    Who knows? An IP type (not a sensor, for sure) whom I have known for years is hopeless in emergencies and usually does the opposite of what would be correct procedure. But another IP, my SEI sis in law, is the one I want by my side in an emergency, for sure.
    You seek a great fortune, you three who are now in chains. You will find a fortune, though it will not be the one you seek.
    But first you must travel a long and difficult road, a road fraught with peril.
    You shall see things, wonderful to tell. You shall see a... cow... on the roof of a cotton house. And, oh, so many startlements.
    I cannot tell you how long this road shall be, but fear not the ob-stacles in your path, for fate has vouchsafed your reward.
    Though the road may wind, yea, your hearts grow weary, still shall ye follow them, even unto your salvation
    .


    https://www.youtube.com/watch?v=pukq_XJmM-k

  27. #27
    So fluffeh. Cuddly McFluffles's Avatar
    Join Date
    Feb 2008
    TIM
    ESI
    Posts
    2,780
    Mentioned
    28 Post(s)
    Tagged
    0 Thread(s)

    Default

    It depends on the conflict. I have a lot of non-socionic baggage to work through concerning speaking up for myself and not being cowed by the potential irrationality of others. In that sense, conflict can be very difficult. I also find that I hate dealing with conflict when I care about the person involved; it just feels like too much work, and I have the urge to actively avoid resolution/explanation/etc. In general webspace, I've become much better at speaking my mind and less concerned about the conflict that results. Generally, the less I like someone, the less I am concerned with their good opinion, and the less I am likely to wrap my message in pretty language. But I think I'm also becoming more blunt in most things. (Yay, progress.) Family conflict... so much yelling and arguing. (I remember once telling my over-religious LSI father that one day he'd stop using religion to justify his faults. Fun times.)

    Crises, on the other hand... I hate those so much. I've had to learn to accept that shit is going down and then start considering options for adaptation.

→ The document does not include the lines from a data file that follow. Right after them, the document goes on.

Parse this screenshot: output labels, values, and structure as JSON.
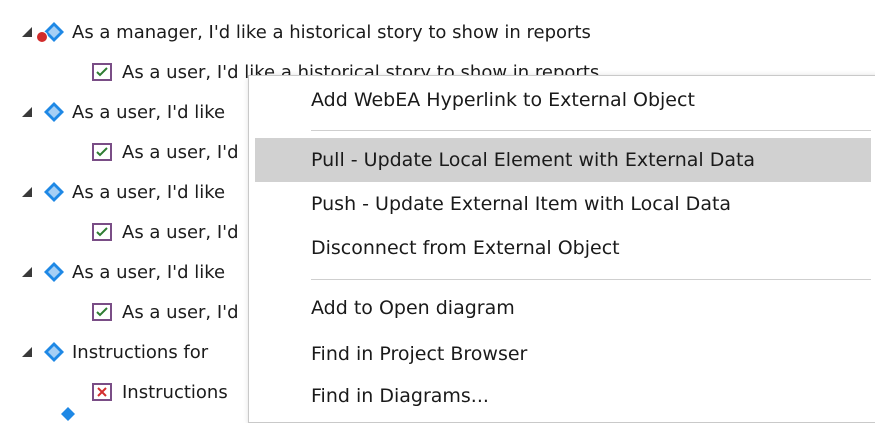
{
  "tree": {
    "rows": [
      {
        "type": "parent",
        "label": "As a manager, I'd like a historical story to show in reports",
        "alert": true
      },
      {
        "type": "child",
        "label": "As a user, I'd like a historical story to show in reports",
        "icon": "check"
      },
      {
        "type": "parent",
        "label": "As a user, I'd like"
      },
      {
        "type": "child",
        "label": "As a user, I'd",
        "icon": "check"
      },
      {
        "type": "parent",
        "label": "As a user, I'd like"
      },
      {
        "type": "child",
        "label": "As a user, I'd",
        "icon": "check"
      },
      {
        "type": "parent",
        "label": "As a user, I'd like"
      },
      {
        "type": "child",
        "label": "As a user, I'd",
        "icon": "check"
      },
      {
        "type": "parent",
        "label": "Instructions for"
      },
      {
        "type": "child",
        "label": "Instructions",
        "icon": "x"
      }
    ]
  },
  "context_menu": {
    "items": [
      {
        "label": "Add WebEA Hyperlink to External Object"
      },
      {
        "label": "Pull - Update Local Element with External Data",
        "highlighted": true
      },
      {
        "label": "Push - Update External Item with Local Data"
      },
      {
        "label": "Disconnect from External Object"
      },
      {
        "label": "Add to Open diagram"
      },
      {
        "label": "Find in Project Browser"
      },
      {
        "label": "Find in Diagrams..."
      }
    ]
  },
  "colors": {
    "diamond": "#1e88e5",
    "highlight": "#d1d1d1",
    "alert": "#d12b2b",
    "check": "#2e7d32",
    "x": "#d32f2f"
  }
}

Still, they're very stressful.
    Johari/Nohari

    "Tell someone you love them today, because life is short; shout it at them in German, because life is also terrifying."

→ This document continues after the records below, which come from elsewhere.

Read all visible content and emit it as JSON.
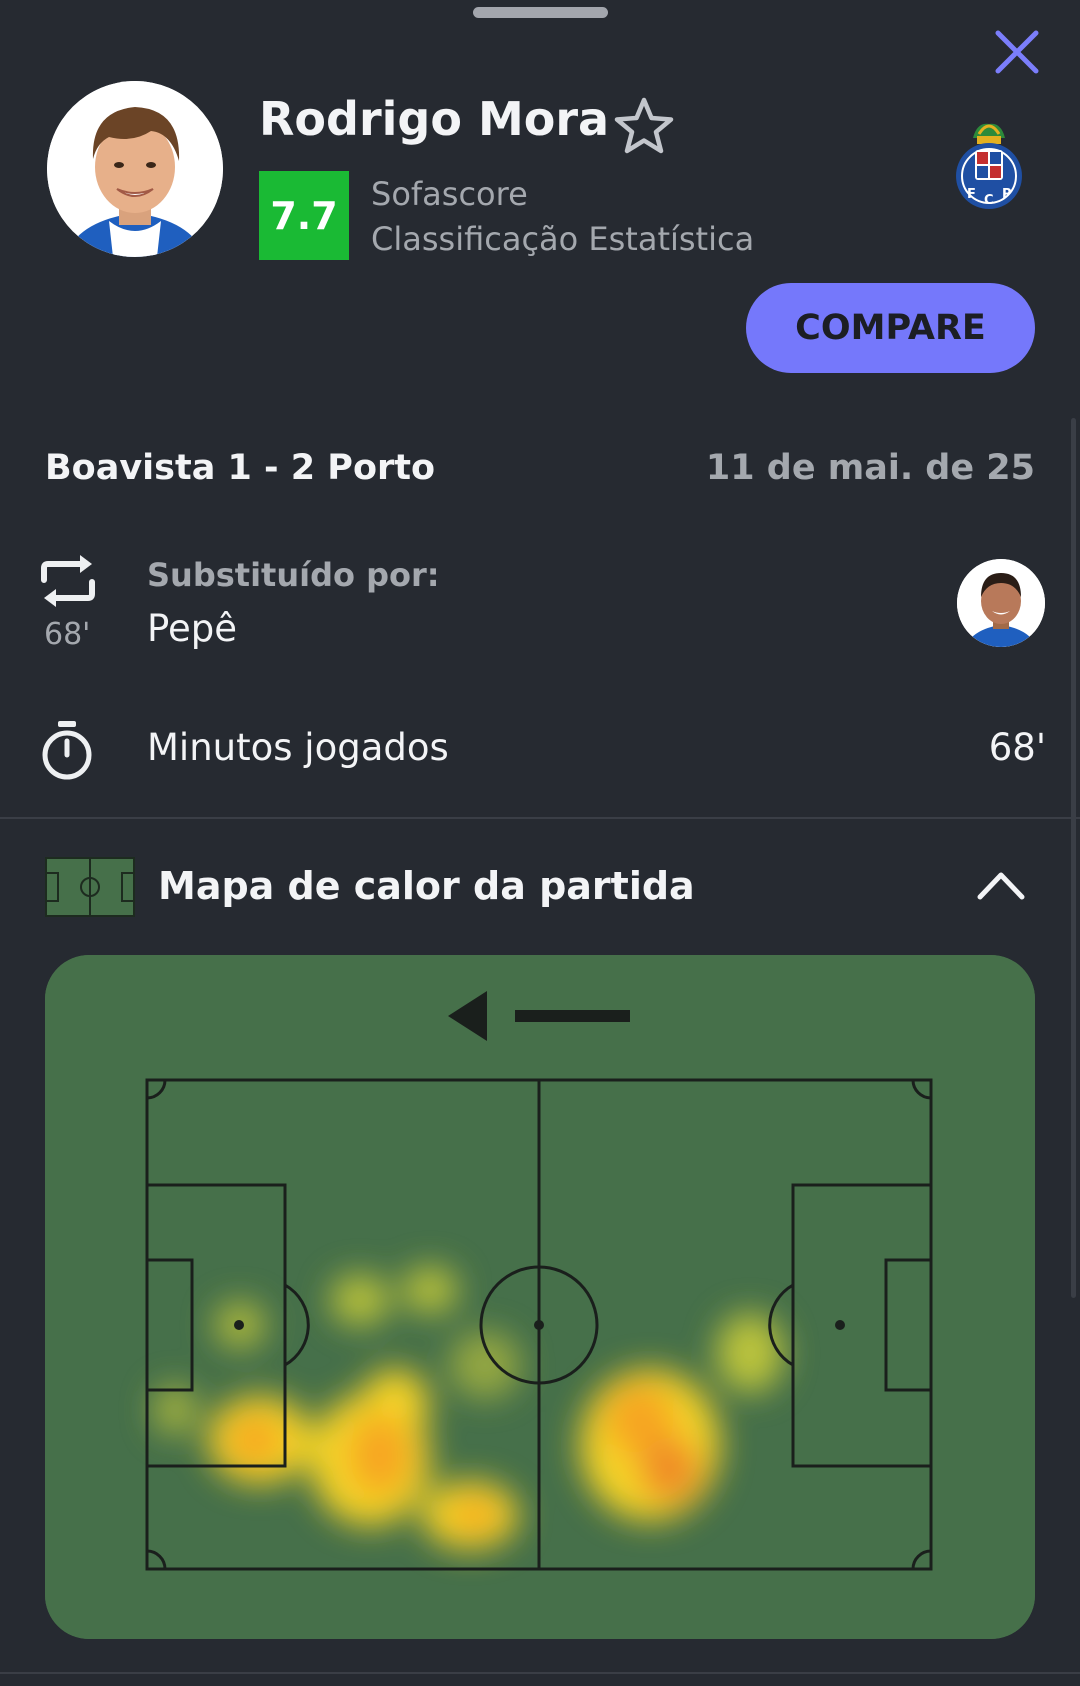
{
  "header": {
    "close_icon": "close-icon",
    "close_color": "#7b7efb"
  },
  "player": {
    "name": "Rodrigo Mora",
    "rating": "7.7",
    "rating_color": "#1aba34",
    "rating_label_line1": "Sofascore",
    "rating_label_line2": "Classificação Estatística",
    "favorite_icon": "star-outline-icon",
    "team_logo_letters": "F C P"
  },
  "actions": {
    "compare_label": "COMPARE",
    "compare_color": "#7578fb"
  },
  "match": {
    "title": "Boavista 1 - 2 Porto",
    "date": "11 de mai. de 25"
  },
  "substitution": {
    "icon": "substitution-icon",
    "minute": "68'",
    "label": "Substituído por:",
    "player_name": "Pepê"
  },
  "minutes": {
    "icon": "stopwatch-icon",
    "label": "Minutos jogados",
    "value": "68'"
  },
  "heatmap": {
    "icon": "pitch-icon",
    "title": "Mapa de calor da partida",
    "toggle_icon": "chevron-up-icon",
    "direction_icon": "arrow-left-icon",
    "pitch_color": "#46704a",
    "colors": [
      "#c8cc3a",
      "#f5d325",
      "#f7a524",
      "#f08b27"
    ]
  }
}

    Fruit, the fluffy kitty.

Posting Permissions

  • You may not post new threads
  • You may not post replies
  • You may not post attachments
  • You may not edit your posts
  •